5 August 2014 | By GCR Staff | 0 Comments

The world’s top building firms may want to talk to four students from Australia after they beat off competition from 20 countries to take top spot in an online construction business simulation game.

The unique, six-month competition tested their business skills and required them to make decisions on staffing levels, bidding, managing cash flow and even seeking investment opportunities.

The students, from Australia’s RMIT University, beat university teams from 20 countries in the contest, organised by the Chartered Institute of Building (CIOB), called the Global Student Challenge.

The four, Frederick William Austin, Luke Christopher Mitrione, Joel Mitchell and Oscar Macleod Savage, will split the £2,000 cash prize and will be entered into an industry mentoring programme. (They are pictured above with tutors Mark Vines and Dr Peter Wong.)

The competition took place over six rounds and involved teams from 20 countries including Australia, Hong Kong, the UK and the US.

The winners narrowly beat finalists from Glasgow Caledonian University and the University of Hong Kong.

The contest used Windows-based MERIT software (for Management Enterprise Risk Innovation and Teamwork), first developed at Loughborough University in 1988 to train young professionals as part of modules in their degree programmes.

The CIOB says that each team’s members were assigned different managerial functions to help foster responsibility and team working, with the success or failure of the simulated company often dependent on effective interaction between the different roles.

The students became the virtual company’s board of directors. Two local non-executives could be appointed to advise them, but these non-execs were not allowed to participate actively in the team’s decision making.

During the qualifying rounds, teams played against the computer, with each game lasting eight weeks. Each week they were required to make a submission that covered three months of “game time”, which meant the game lasted two years in total.

During the second round, the game was rigged so that there were fewer jobs to bid for to encourage greater competition among the teams to win virtual projects.

The top six best-performing teams in the competition then went head-to-head at a final staged in Hong Kong last week.

“RMIT University have shown that they have what is needed to thrive in construction and that their talents would be an enviable asset for any business in any sector,” said Alan Crane, Past President of the CIOB. “You are only as good as your competition and all the teams offered a serious challenge.”

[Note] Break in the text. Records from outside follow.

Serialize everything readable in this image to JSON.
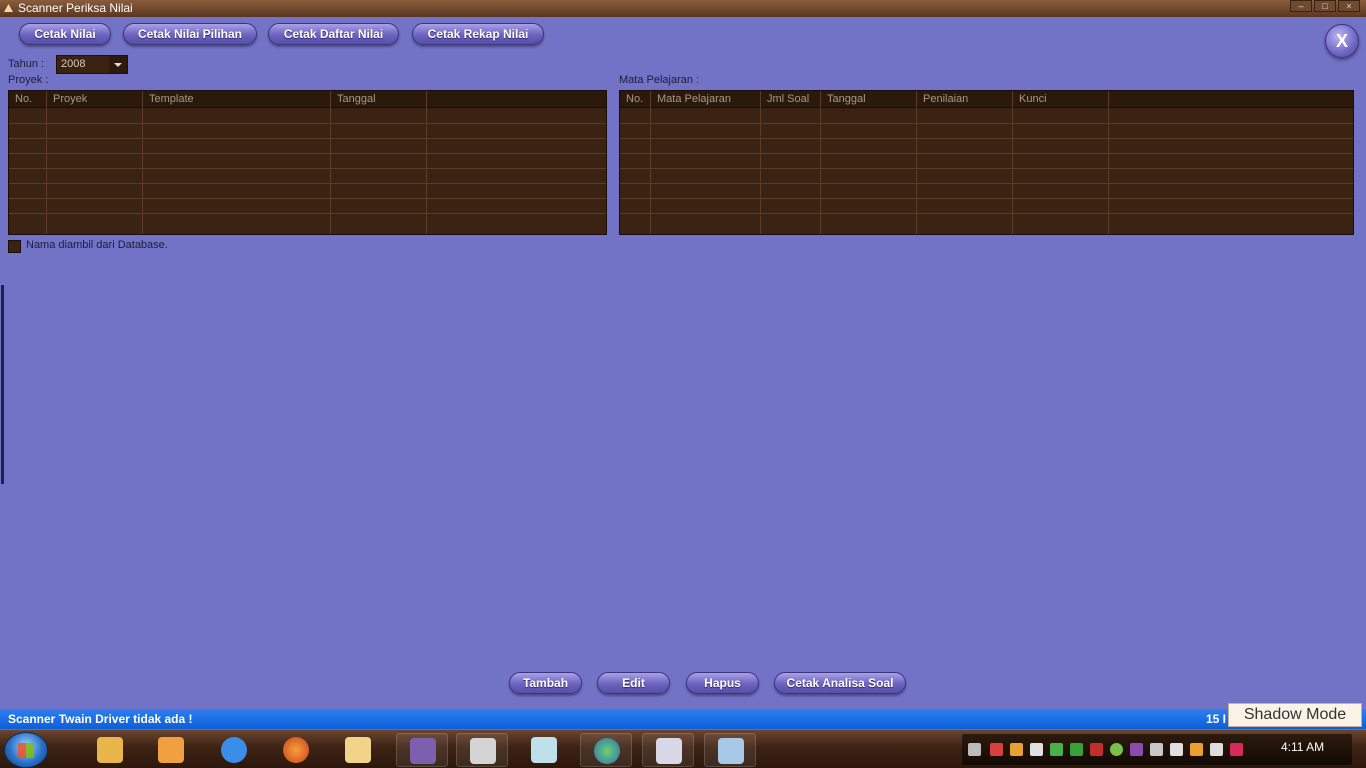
{
  "window": {
    "title": "Scanner Periksa Nilai",
    "close_label": "X"
  },
  "top_buttons": [
    "Cetak Nilai",
    "Cetak Nilai Pilihan",
    "Cetak Daftar Nilai",
    "Cetak Rekap Nilai"
  ],
  "filter": {
    "year_label": "Tahun  :",
    "year_value": "2008"
  },
  "proyek": {
    "label": "Proyek :",
    "columns": [
      "No.",
      "Proyek",
      "Template",
      "Tanggal",
      ""
    ]
  },
  "mapel": {
    "label": "Mata Pelajaran :",
    "columns": [
      "No.",
      "Mata Pelajaran",
      "Jml Soal",
      "Tanggal",
      "Penilaian",
      "Kunci",
      ""
    ]
  },
  "options": {
    "db_name_label": "Nama diambil dari Database."
  },
  "bottom_buttons": [
    "Tambah",
    "Edit",
    "Hapus",
    "Cetak Analisa Soal"
  ],
  "status": {
    "message": "Scanner Twain Driver tidak ada !",
    "right_text": "15 I"
  },
  "overlay": {
    "shadow_mode": "Shadow Mode"
  },
  "taskbar": {
    "clock": "4:11 AM",
    "apps": [
      "file-explorer",
      "media-player",
      "internet-explorer",
      "firefox",
      "notepad",
      "media-center",
      "window-switcher",
      "paper-app",
      "globe-app",
      "ship-app",
      "image-viewer"
    ]
  }
}
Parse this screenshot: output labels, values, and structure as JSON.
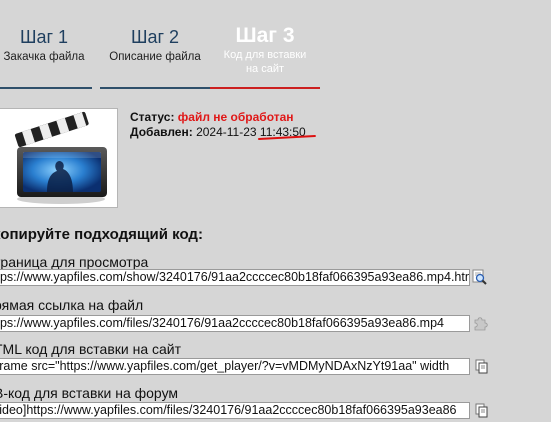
{
  "steps": [
    {
      "title": "Шаг 1",
      "caption": "Закачка файла"
    },
    {
      "title": "Шаг 2",
      "caption": "Описание файла"
    },
    {
      "title": "Шаг 3",
      "caption_line1": "Код для вставки",
      "caption_line2": "на сайт"
    }
  ],
  "file": {
    "status_label": "Статус:",
    "status_value": "файл не обработан",
    "added_label": "Добавлен:",
    "added_date": "2024-11-23",
    "added_time": "11:43:50"
  },
  "heading": "копируйте подходящий код:",
  "fields": [
    {
      "label": "траница для просмотра",
      "value": "ttps://www.yapfiles.com/show/3240176/91aa2ccccec80b18faf066395a93ea86.mp4.html",
      "icon": "magnifier-icon"
    },
    {
      "label": "рямая ссылка на файл",
      "value": "ttps://www.yapfiles.com/files/3240176/91aa2ccccec80b18faf066395a93ea86.mp4",
      "icon": "puzzle-icon"
    },
    {
      "label": "TML код для вставки на сайт",
      "value": "iframe src=\"https://www.yapfiles.com/get_player/?v=vMDMyNDAxNzYt91aa\" width",
      "icon": "copy-icon"
    },
    {
      "label": "B-код для вставки на форум",
      "value": "video]https://www.yapfiles.com/files/3240176/91aa2ccccec80b18faf066395a93ea86",
      "icon": "copy-icon"
    }
  ],
  "colors": {
    "accent_active": "#ffffff",
    "step_line_inactive": "#2e4f6a",
    "step_line_active": "#cc1f1f",
    "status_red": "#e01818"
  }
}
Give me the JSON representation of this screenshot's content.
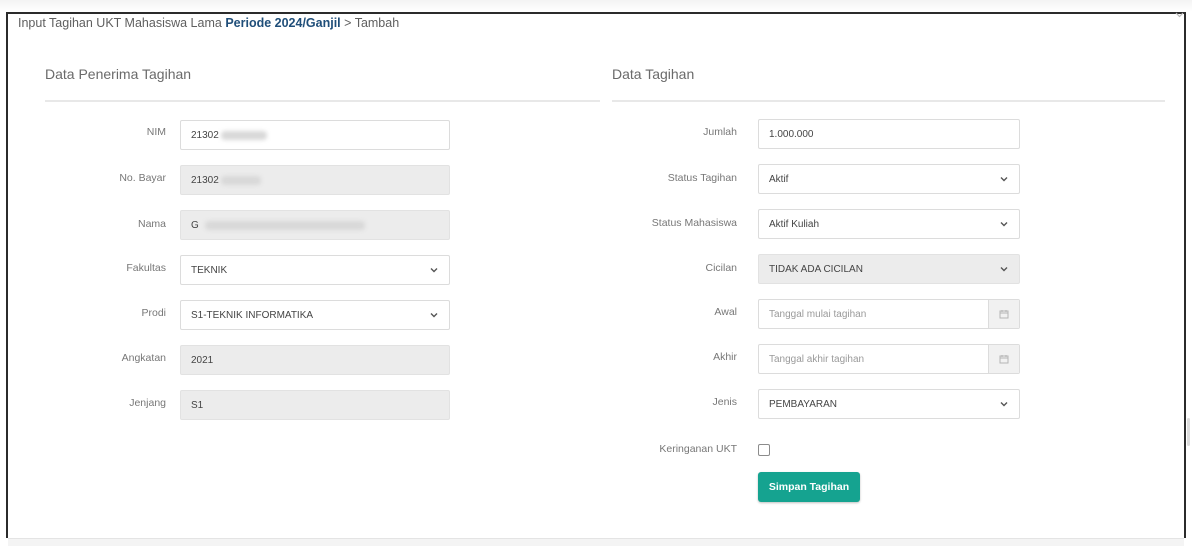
{
  "breadcrumb": {
    "prefix": "Input Tagihan UKT Mahasiswa Lama",
    "period": "Periode 2024/Ganjil",
    "suffix": "> Tambah"
  },
  "penerima": {
    "title": "Data Penerima Tagihan",
    "nim": {
      "label": "NIM",
      "value": "21302"
    },
    "no_bayar": {
      "label": "No. Bayar",
      "value": "21302"
    },
    "nama": {
      "label": "Nama",
      "value": "G"
    },
    "fakultas": {
      "label": "Fakultas",
      "value": "TEKNIK"
    },
    "prodi": {
      "label": "Prodi",
      "value": "S1-TEKNIK INFORMATIKA"
    },
    "angkatan": {
      "label": "Angkatan",
      "value": "2021"
    },
    "jenjang": {
      "label": "Jenjang",
      "value": "S1"
    }
  },
  "tagihan": {
    "title": "Data Tagihan",
    "jumlah": {
      "label": "Jumlah",
      "value": "1.000.000"
    },
    "status_tagihan": {
      "label": "Status Tagihan",
      "value": "Aktif"
    },
    "status_mahasiswa": {
      "label": "Status Mahasiswa",
      "value": "Aktif Kuliah"
    },
    "cicilan": {
      "label": "Cicilan",
      "value": "TIDAK ADA CICILAN"
    },
    "awal": {
      "label": "Awal",
      "placeholder": "Tanggal mulai tagihan"
    },
    "akhir": {
      "label": "Akhir",
      "placeholder": "Tanggal akhir tagihan"
    },
    "jenis": {
      "label": "Jenis",
      "value": "PEMBAYARAN"
    },
    "keringanan": {
      "label": "Keringanan UKT",
      "checked": false
    },
    "submit_label": "Simpan Tagihan"
  },
  "colors": {
    "accent": "#15a390",
    "period_link": "#1f4e79",
    "readonly_bg": "#ececec"
  },
  "icons": {
    "select": "chevron-down-icon",
    "date": "calendar-icon",
    "collapse": "chevron-down-icon"
  }
}
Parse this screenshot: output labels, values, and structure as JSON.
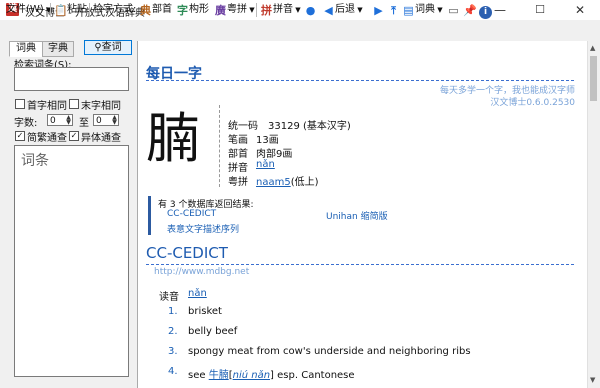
{
  "window": {
    "title": "汉文博士 - 开放式汉语辞典",
    "icon_glyph": "漢",
    "controls": {
      "minimize": "—",
      "maximize": "☐",
      "close": "✕"
    }
  },
  "toolbar": {
    "file_menu": "文件(W)",
    "paste": "粘贴",
    "search_mode_label": "检字方式:",
    "radical": "部首",
    "component": "构形",
    "cantonese": "粤拼",
    "pinyin": "拼音",
    "back": "后退",
    "dictionary": "词典"
  },
  "left_panel": {
    "tab_words": "词典",
    "tab_chars": "字典",
    "query_button": "查词",
    "search_label": "检索词条(S):",
    "search_value": "",
    "opt_first_same": "首字相同",
    "opt_last_same": "末字相同",
    "char_count_label": "字数:",
    "count_from": "0",
    "count_to_label": "至",
    "count_to": "0",
    "opt_simp_trad": "简繁通查",
    "opt_variants": "异体通查",
    "opt_simp_trad_checked": true,
    "opt_variants_checked": true,
    "list_header": "词条"
  },
  "content": {
    "daily_title": "每日一字",
    "tagline": "每天多学一个字，我也能成汉字师",
    "version": "汉文博士0.6.0.2530",
    "character": "腩",
    "info": [
      {
        "key": "统一码",
        "value": "33129 (基本汉字)"
      },
      {
        "key": "笔画",
        "value": "13画"
      },
      {
        "key": "部首",
        "value": "肉部9画"
      },
      {
        "key": "拼音",
        "value": "nǎn"
      },
      {
        "key": "粤拼",
        "value": "naam5",
        "suffix": "(低上)"
      }
    ],
    "db_header": "有 3 个数据库返回结果:",
    "db_links": [
      "CC-CEDICT",
      "Unihan 缩简版",
      "表意文字描述序列"
    ],
    "cedict_title": "CC-CEDICT",
    "cedict_url": "http://www.mdbg.net",
    "reading_label": "读音",
    "reading_value": "nǎn",
    "definitions": [
      {
        "num": "1.",
        "text": "brisket"
      },
      {
        "num": "2.",
        "text": "belly beef"
      },
      {
        "num": "3.",
        "text": "spongy meat from cow's underside and neighboring ribs"
      },
      {
        "num": "4.",
        "text_prefix": "see",
        "link1": "牛腩",
        "bracket_open": "[",
        "link2": "niú nǎn",
        "bracket_close": "]",
        "text_suffix": "esp. Cantonese"
      }
    ]
  },
  "colors": {
    "accent": "#1e5bb0",
    "link": "#1a5fb4",
    "muted_link": "#7aa3d8"
  }
}
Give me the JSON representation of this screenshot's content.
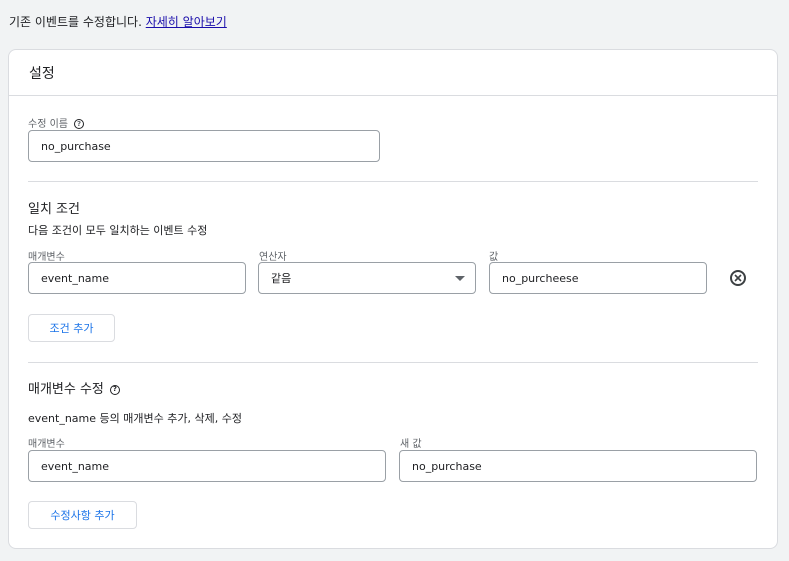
{
  "intro": {
    "text": "기존 이벤트를 수정합니다.",
    "link": "자세히 알아보기"
  },
  "card": {
    "title": "설정",
    "modification_name": {
      "label": "수정 이름",
      "value": "no_purchase"
    },
    "matching_conditions": {
      "title": "일치 조건",
      "description": "다음 조건이 모두 일치하는 이벤트 수정",
      "headers": {
        "parameter": "매개변수",
        "operator": "연산자",
        "value": "값"
      },
      "rows": [
        {
          "parameter": "event_name",
          "operator": "같음",
          "value": "no_purcheese"
        }
      ],
      "add_button": "조건 추가"
    },
    "parameter_modification": {
      "title": "매개변수 수정",
      "description": "event_name 등의 매개변수 추가, 삭제, 수정",
      "headers": {
        "parameter": "매개변수",
        "new_value": "새 값"
      },
      "rows": [
        {
          "parameter": "event_name",
          "new_value": "no_purchase"
        }
      ],
      "add_button": "수정사항 추가"
    }
  },
  "icons": {
    "help": "help-icon",
    "remove": "remove-circle-icon",
    "dropdown": "dropdown-arrow-icon"
  },
  "colors": {
    "link": "#1a0dab",
    "button_text": "#1a73e8",
    "border": "#dadce0",
    "input_border": "#9aa0a6"
  }
}
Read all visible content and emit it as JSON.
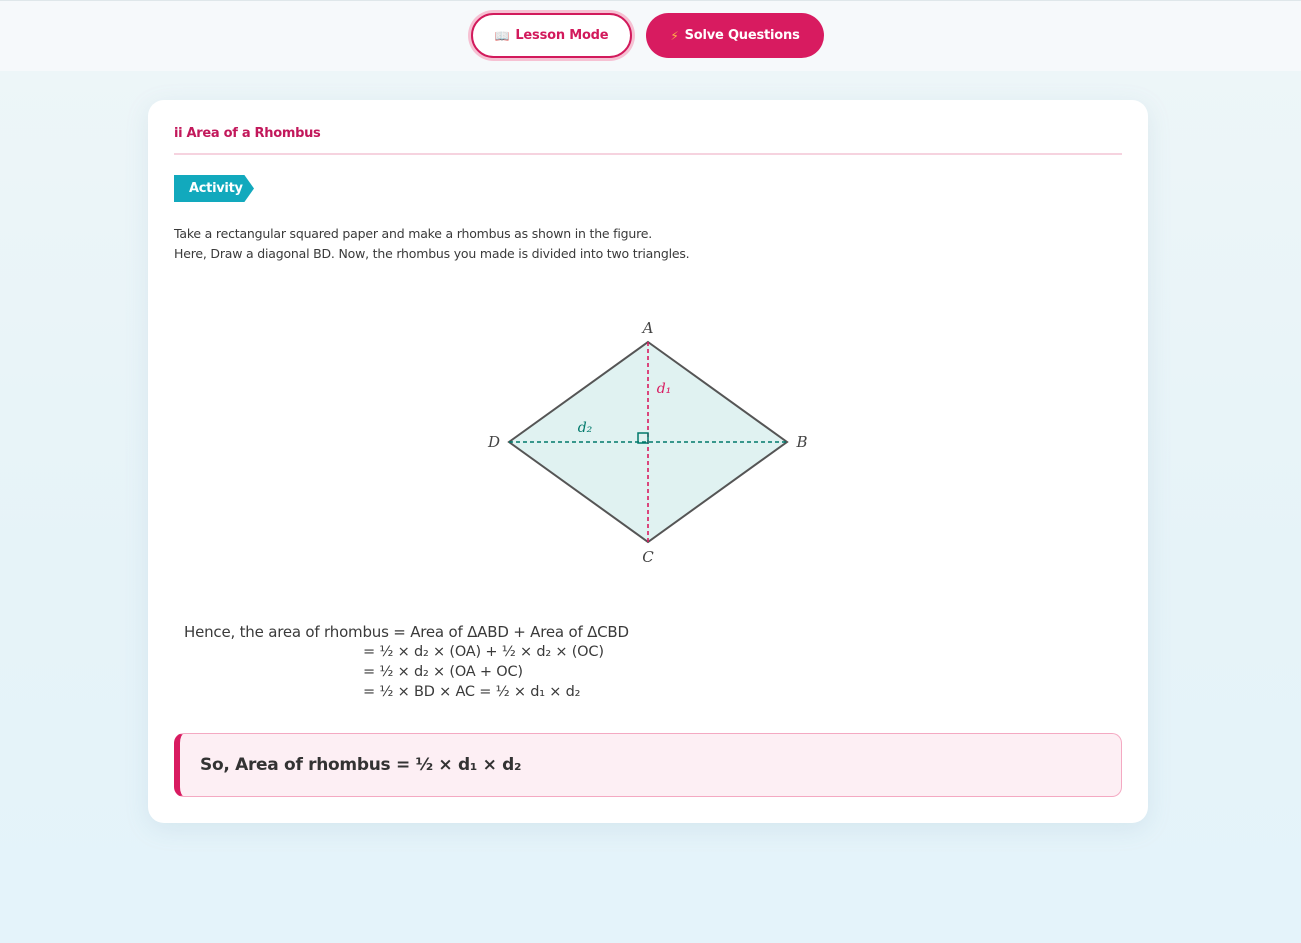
{
  "mode_toggle": {
    "lesson_icon": "📖",
    "lesson_label": "Lesson Mode",
    "solve_icon": "⚡",
    "solve_label": "Solve Questions"
  },
  "section": {
    "title": "ii Area of a Rhombus",
    "tag": "Activity",
    "intro_lines": [
      "Take a rectangular squared paper and make a rhombus as shown in the figure.",
      "Here, Draw a diagonal BD. Now, the rhombus you made is divided into two triangles."
    ]
  },
  "figure": {
    "vertex_a": "A",
    "vertex_b": "B",
    "vertex_c": "C",
    "vertex_d": "D",
    "label_d1": "d₁",
    "label_d2": "d₂",
    "fill_color": "#e0f2f1",
    "d1_color": "#d81b60",
    "d2_color": "#00796b"
  },
  "derivation": {
    "line1": "Hence, the area of rhombus = Area of ΔABD + Area of ΔCBD",
    "line2": "= ½ × d₂ × (OA) + ½ × d₂ × (OC)",
    "line3": "= ½ × d₂ × (OA + OC)",
    "line4": "= ½ × BD × AC = ½ × d₁ × d₂"
  },
  "result": {
    "text": "So, Area of rhombus = ½ × d₁ × d₂"
  },
  "colors": {
    "accent": "#d81b60",
    "tag": "#12a9bd"
  }
}
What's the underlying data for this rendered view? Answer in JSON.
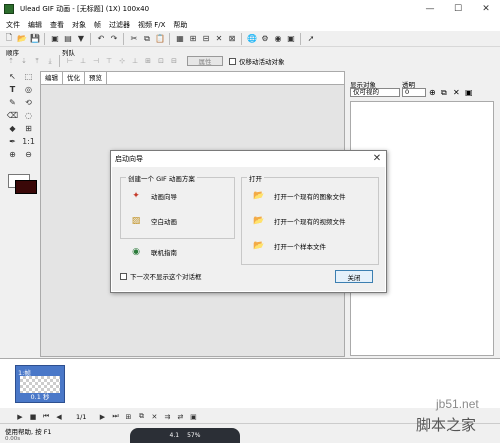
{
  "window": {
    "title": "Ulead GIF 动画 - [无标题] (1X) 100x40",
    "minimize": "—",
    "restore": "☐",
    "close": "✕"
  },
  "menu": [
    "文件",
    "编辑",
    "查看",
    "对象",
    "帧",
    "过滤器",
    "视频 F/X",
    "帮助"
  ],
  "toolbar_labels": {
    "order": "顺序",
    "arrange": "列队"
  },
  "toolbar2": {
    "properties": "属性",
    "move_only_checkbox": "仅移动活动对象"
  },
  "doc_tabs": [
    "编辑",
    "优化",
    "预览"
  ],
  "right_panel": {
    "show_objects_label": "显示对象",
    "transparency_label": "透明",
    "show_objects_value": "仅可视的",
    "transparency_value": "0"
  },
  "frame_panel": {
    "frame_label": "1:帧",
    "frame_delay": "0.1 秒",
    "page_count": "1/1"
  },
  "status": {
    "text": "使用帮助, 按 F1",
    "sub": "0.00s"
  },
  "taskbar": {
    "a": "4.1",
    "b": "57%"
  },
  "watermarks": {
    "line1": "jb51.net",
    "line2": "脚本之家"
  },
  "dialog": {
    "title": "启动向导",
    "create_group": "创建一个 GIF 动画方案",
    "open_group": "打开",
    "options": {
      "wizard": "动画向导",
      "blank": "空白动画",
      "online_guide": "联机指南",
      "open_image": "打开一个现有的图象文件",
      "open_video": "打开一个现有的视频文件",
      "open_sample": "打开一个样本文件"
    },
    "dont_show": "下一次不显示这个对话框",
    "close_button": "关闭"
  },
  "colors": {
    "frame_thumb": "#4a78c8",
    "background_color": "#3a0808",
    "dialog_border": "#7a7a7a",
    "close_button_border": "#3c7fb1"
  }
}
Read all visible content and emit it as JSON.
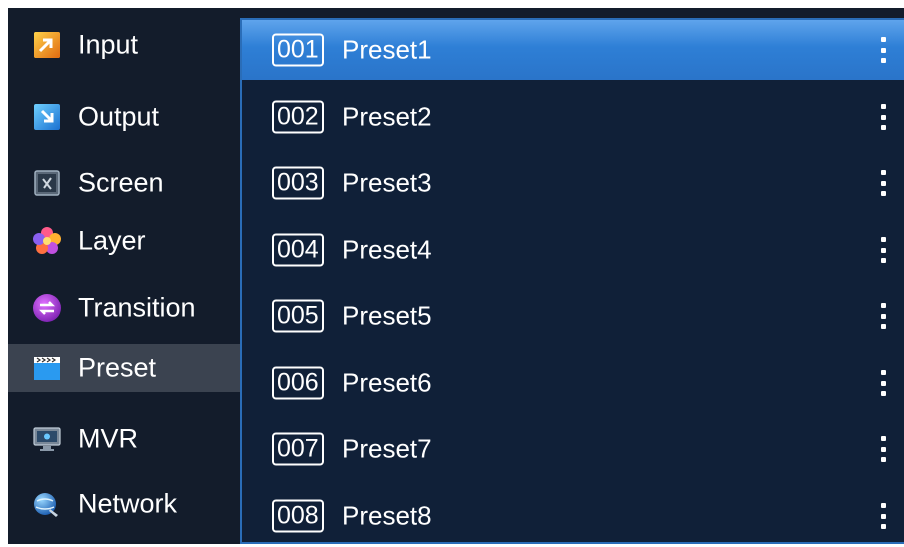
{
  "sidebar": {
    "items": [
      {
        "label": "Input",
        "icon": "input-icon"
      },
      {
        "label": "Output",
        "icon": "output-icon"
      },
      {
        "label": "Screen",
        "icon": "screen-icon"
      },
      {
        "label": "Layer",
        "icon": "layer-icon"
      },
      {
        "label": "Transition",
        "icon": "transition-icon"
      },
      {
        "label": "Preset",
        "icon": "preset-icon",
        "active": true
      },
      {
        "label": "MVR",
        "icon": "mvr-icon"
      },
      {
        "label": "Network",
        "icon": "network-icon"
      }
    ]
  },
  "presets": [
    {
      "number": "001",
      "name": "Preset1",
      "selected": true
    },
    {
      "number": "002",
      "name": "Preset2"
    },
    {
      "number": "003",
      "name": "Preset3"
    },
    {
      "number": "004",
      "name": "Preset4"
    },
    {
      "number": "005",
      "name": "Preset5"
    },
    {
      "number": "006",
      "name": "Preset6"
    },
    {
      "number": "007",
      "name": "Preset7"
    },
    {
      "number": "008",
      "name": "Preset8"
    }
  ],
  "colors": {
    "background": "#131c2b",
    "list_background": "#102038",
    "selected_row": "#2e7fd6",
    "active_sidebar": "#3b4350",
    "list_border": "#2a6db8"
  }
}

The sponsors for Global Student Challenge 2014 were Hong Kong’s Chun Wo Development Holdings and Singapore’s Yau Lee Construction.